Two groups of older adults will take part in the study. One group will do traditional leg muscle training with weights equivalent to 80 percent of their maximum capacity at normal speed, so 1 to 2 seconds per lift. The second will use less weight, 30 percent of maximum, and far more slowly. Instead of typical eight-repetition intervals, they’ll lift for as many repetitions as they can in a single round.
Before and after the training, the researchers will compare strength, as well as fatigue in the nervous system and in the muscle using a variety of instruments and techniques: transcranial magnetic stimulation, magnetic resonance spectroscopy and magnetic resonance imaging, and muscle biopsies, studying single muscle fibers for their contractile function and metabolic characteristics, Hunter says.
Hunter and Fitts have long crossed paths in their work at the university but had never before worked jointly on research. Now, their disparate disciplines are helping the project span a range of research areas. Hunter’s team will work directly with human subjects who will learn a collection of new fitness techniques.
Fitts, working primarily at the laboratory bench, will focus quite literally on human tissues of the research subjects and how they change in response to aging and exercise. “It was a natural collaboration,” Fitts says.
Other collaborators at Marquette are Dr. Alexander Ng, associate professor of exercise science; Dr. Mehdi Maadooliat, assistant professor of mathematics, statistics and computer science; and Dr. Carolyn Smith, clinical professor of physical therapy and executive director of the Marquette University Medical Clinic. An additional team based at Ball State University will examine molecular biological data. Marquette undergraduate and graduate students will also take part by working on the various research teams based here.
Both find a certain personal resonance in the work. Hunter — who has competed in many triathlons — has gravitated to working with older people since first making the transition from gym teacher to the academic world of exercise science in her native Australia.
Having worked with older patients during and since her graduate studies, she has come to deeply appreciate their distinctive traits and the stories she hears from them, not to mention their punctuality. “They turn up early to appointments!” she says with delight.

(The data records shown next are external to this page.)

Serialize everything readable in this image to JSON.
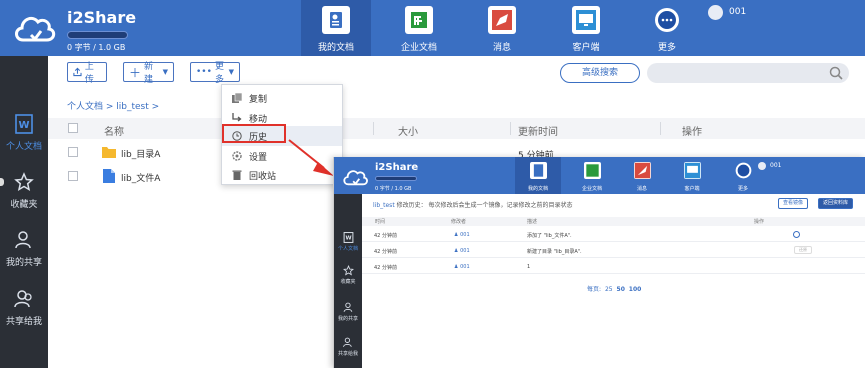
{
  "app": {
    "name": "i2Share",
    "quota": "0 字节 / 1.0 GB",
    "user": "001"
  },
  "nav": [
    {
      "label": "我的文档",
      "icon": "my-docs-icon",
      "active": true
    },
    {
      "label": "企业文档",
      "icon": "enterprise-docs-icon",
      "active": false
    },
    {
      "label": "消息",
      "icon": "rocket-icon",
      "active": false
    },
    {
      "label": "客户端",
      "icon": "monitor-icon",
      "active": false
    },
    {
      "label": "更多",
      "icon": "more-icon",
      "active": false
    }
  ],
  "sidebar": [
    {
      "label": "个人文档",
      "icon": "word-doc-icon",
      "active": true
    },
    {
      "label": "收藏夹",
      "icon": "star-icon",
      "active": false
    },
    {
      "label": "我的共享",
      "icon": "user-share-icon",
      "active": false
    },
    {
      "label": "共享给我",
      "icon": "users-icon",
      "active": false
    }
  ],
  "toolbar": {
    "upload": "上传",
    "new": "新建",
    "more": "更多",
    "advanced_search": "高级搜索"
  },
  "breadcrumb": "个人文档 > lib_test >",
  "table": {
    "columns": [
      "名称",
      "大小",
      "更新时间",
      "操作"
    ],
    "rows": [
      {
        "name": "lib_目录A",
        "icon": "folder-icon",
        "time": "5 分钟前"
      },
      {
        "name": "lib_文件A",
        "icon": "file-icon",
        "time": ""
      }
    ]
  },
  "dropdown": [
    {
      "label": "复制",
      "icon": "copy-icon"
    },
    {
      "label": "移动",
      "icon": "move-icon"
    },
    {
      "label": "历史",
      "icon": "clock-icon"
    },
    {
      "label": "设置",
      "icon": "settings-icon"
    },
    {
      "label": "回收站",
      "icon": "trash-icon"
    }
  ],
  "inset": {
    "app_name": "i2Share",
    "quota": "0 字节 / 1.0 GB",
    "user": "001",
    "nav": [
      "我的文档",
      "企业文档",
      "消息",
      "客户端",
      "更多"
    ],
    "sidebar": [
      "个人文档",
      "收藏夹",
      "我的共享",
      "共享给我"
    ],
    "history_lib": "lib_test",
    "history_text": " 修改历史：  每次修改后会生成一个镜像，记录修改之前的目录状态",
    "btn_view_image": "查看镜像",
    "btn_back": "返回资料库",
    "columns": [
      "时间",
      "修改者",
      "描述",
      "操作"
    ],
    "rows": [
      {
        "time": "42 分钟前",
        "user": "001",
        "desc": "添加了 \"lib_文件A\"."
      },
      {
        "time": "42 分钟前",
        "user": "001",
        "desc": "新建了目录 \"lib_目录A\"."
      },
      {
        "time": "42 分钟前",
        "user": "001",
        "desc": "1"
      }
    ],
    "restore": "还原",
    "pager_label": "每页:",
    "pager_options": [
      "25",
      "50",
      "100"
    ]
  },
  "colors": {
    "header": "#3a6fc2",
    "sidebar": "#2b2f36",
    "highlight": "#e0312a"
  }
}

For Fitts, who still maintains an active running regimen and does regular weight training at the age of 73, there’s a striking contrast between their project and the work that seems to dominate the research agenda in the world of athletic training.

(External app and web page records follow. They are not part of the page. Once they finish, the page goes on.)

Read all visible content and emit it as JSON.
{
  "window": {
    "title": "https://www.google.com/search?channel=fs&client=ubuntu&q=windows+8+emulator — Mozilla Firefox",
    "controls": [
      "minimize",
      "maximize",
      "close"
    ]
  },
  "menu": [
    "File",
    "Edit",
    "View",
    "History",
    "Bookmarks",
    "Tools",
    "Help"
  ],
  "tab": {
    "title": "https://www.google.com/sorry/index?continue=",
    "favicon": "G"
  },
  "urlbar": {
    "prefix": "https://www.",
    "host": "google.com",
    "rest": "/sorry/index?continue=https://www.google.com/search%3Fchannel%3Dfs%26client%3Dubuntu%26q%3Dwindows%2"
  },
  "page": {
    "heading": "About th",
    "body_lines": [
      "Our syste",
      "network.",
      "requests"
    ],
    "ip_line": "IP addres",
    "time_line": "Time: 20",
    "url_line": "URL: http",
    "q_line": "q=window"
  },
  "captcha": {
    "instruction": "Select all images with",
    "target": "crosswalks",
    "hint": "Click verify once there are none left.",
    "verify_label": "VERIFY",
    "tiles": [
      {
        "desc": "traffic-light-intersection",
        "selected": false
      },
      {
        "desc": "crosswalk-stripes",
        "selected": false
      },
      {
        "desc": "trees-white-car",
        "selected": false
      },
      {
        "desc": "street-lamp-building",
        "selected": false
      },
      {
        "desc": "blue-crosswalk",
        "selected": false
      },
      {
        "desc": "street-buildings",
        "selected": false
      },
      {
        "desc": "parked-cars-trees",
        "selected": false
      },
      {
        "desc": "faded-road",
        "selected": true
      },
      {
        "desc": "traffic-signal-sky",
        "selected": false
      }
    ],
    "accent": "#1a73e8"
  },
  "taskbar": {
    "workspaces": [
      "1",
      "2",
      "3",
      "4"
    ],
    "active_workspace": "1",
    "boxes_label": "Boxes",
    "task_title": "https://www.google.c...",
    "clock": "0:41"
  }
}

“You’ve got lots and lots of people working to try to get the world-class athlete to get 1 second better,” he says. “But you can double the force of an older person with the right type of training.”